The critics and essayists have continued to evaluate Dumas’s work. In a 1972 essay, Roger Clark wrote, “It is a society from which there can be no escape, in which the penalty for non-conformity is death”. In 1874, Dumas was elected to the illustrious L’Academie Fran?aise, an act which also prompted severe criticism. It was said, “In comedies inherently vicious he pauses to preach virtue but with language shocking even to vice, yet he has been elected a member of the French Academy, constituted to be a tribunal of taste”.

Clayton Hamilton attempted to explain why the play has held the stage for over a century. He believes that it is because every celebrated actredesires to play the role of Marguerite Gautier.
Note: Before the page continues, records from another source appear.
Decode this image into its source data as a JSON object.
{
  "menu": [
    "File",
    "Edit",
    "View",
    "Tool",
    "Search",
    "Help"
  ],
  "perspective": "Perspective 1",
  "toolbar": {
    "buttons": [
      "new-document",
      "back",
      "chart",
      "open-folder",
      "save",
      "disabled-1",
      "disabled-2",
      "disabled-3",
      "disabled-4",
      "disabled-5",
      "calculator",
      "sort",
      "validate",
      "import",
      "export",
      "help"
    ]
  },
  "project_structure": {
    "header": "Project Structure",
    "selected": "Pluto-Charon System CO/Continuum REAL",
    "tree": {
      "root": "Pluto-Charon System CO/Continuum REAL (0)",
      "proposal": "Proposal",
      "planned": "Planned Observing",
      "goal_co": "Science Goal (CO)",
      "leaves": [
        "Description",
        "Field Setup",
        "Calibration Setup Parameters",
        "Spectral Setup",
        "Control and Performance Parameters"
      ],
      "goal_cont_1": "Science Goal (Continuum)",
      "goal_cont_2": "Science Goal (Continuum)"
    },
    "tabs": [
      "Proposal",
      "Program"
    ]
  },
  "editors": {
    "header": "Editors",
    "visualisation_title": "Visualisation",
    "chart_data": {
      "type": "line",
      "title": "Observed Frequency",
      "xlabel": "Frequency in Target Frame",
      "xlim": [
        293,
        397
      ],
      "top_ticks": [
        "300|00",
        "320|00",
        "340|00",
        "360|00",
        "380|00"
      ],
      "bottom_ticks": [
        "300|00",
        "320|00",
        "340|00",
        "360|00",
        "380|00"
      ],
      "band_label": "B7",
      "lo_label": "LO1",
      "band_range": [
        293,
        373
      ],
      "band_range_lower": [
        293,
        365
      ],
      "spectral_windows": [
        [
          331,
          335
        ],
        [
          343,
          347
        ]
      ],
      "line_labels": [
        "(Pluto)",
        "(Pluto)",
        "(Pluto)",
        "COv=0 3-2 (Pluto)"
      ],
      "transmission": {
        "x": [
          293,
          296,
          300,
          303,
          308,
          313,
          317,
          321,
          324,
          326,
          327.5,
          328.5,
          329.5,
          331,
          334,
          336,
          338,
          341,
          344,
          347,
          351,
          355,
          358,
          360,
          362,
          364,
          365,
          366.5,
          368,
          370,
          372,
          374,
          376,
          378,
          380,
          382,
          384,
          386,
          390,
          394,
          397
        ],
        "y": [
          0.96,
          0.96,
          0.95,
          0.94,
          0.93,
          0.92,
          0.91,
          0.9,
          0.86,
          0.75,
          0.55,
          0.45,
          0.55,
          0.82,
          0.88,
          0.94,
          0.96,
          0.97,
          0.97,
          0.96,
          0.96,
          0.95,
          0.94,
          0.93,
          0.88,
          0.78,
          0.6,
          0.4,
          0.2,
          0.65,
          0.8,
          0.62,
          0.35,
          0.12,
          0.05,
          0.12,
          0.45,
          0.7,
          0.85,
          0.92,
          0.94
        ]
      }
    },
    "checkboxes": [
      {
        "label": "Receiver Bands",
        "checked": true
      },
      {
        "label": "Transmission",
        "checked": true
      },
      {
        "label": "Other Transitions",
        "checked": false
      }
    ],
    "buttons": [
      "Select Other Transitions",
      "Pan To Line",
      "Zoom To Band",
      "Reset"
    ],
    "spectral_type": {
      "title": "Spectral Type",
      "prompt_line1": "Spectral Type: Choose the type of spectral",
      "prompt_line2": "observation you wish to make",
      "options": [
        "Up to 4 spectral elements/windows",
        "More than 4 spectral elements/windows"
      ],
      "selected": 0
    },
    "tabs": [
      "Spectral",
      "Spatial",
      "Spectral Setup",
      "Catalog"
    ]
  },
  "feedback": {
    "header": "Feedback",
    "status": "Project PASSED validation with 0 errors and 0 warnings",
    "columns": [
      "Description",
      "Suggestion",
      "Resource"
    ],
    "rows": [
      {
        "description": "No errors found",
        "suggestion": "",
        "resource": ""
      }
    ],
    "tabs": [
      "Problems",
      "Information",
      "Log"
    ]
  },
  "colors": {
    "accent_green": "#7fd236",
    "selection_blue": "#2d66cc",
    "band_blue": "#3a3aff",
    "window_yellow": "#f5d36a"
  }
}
No woman has ever failed as Camille (the name later given the he-ro-in-e in this country for no explicable reason). It is kept alive because it contains a very easy and celebrated part that every ambitious actrewants to play. La Dame aux camélias is brought back decade after decade, not by reason of the permanent importance of the suthor but by reason of recurrent aspirations of an ever-growing group of emotional actresses.

Among the famous actresses who have had successes as Camille were Eleanora Duse, Sarah Bernhardt and Greta Garbo, who starred in the 1937 film with Robert Taylor. Bernhardt first played the role in her thirties and continued it until a number of her ‘farewell’ tours when she was seventy and had only one leg.

Dumas had a relationship with a Russian princein 1859. A daughter was born, but they did not acknowledge her as theirs until the princewas widowed. He continued to write material that shocked his contemporaries — eleven of his plays have illicit love as a theme — yet he was admitted to the Legion d’honneur. His wife died in 1895 and, after marrying his long-time mistress, he died that same year.

In 1929, the Chicago Civic Opera produced a new work, Camille by a young American composer, Hamilton Forrest, and commissioned by the famous soprano, Mary Garden. It was to be sung in French with a contemporary setting. After many delays, it finally opened to mixed reviews. Mary Garden was acclaimed, the music leso. One critic called it a masterpiece, another saw no future for it. It had a few more performances, and parts were broadcast on the radio; then it disappeared. Despite some recent attempts to revive interest in it, Camille is probably doomed to obscurity, while Verdi’s La traviata continues to be one of the most popular and frequently performed operas.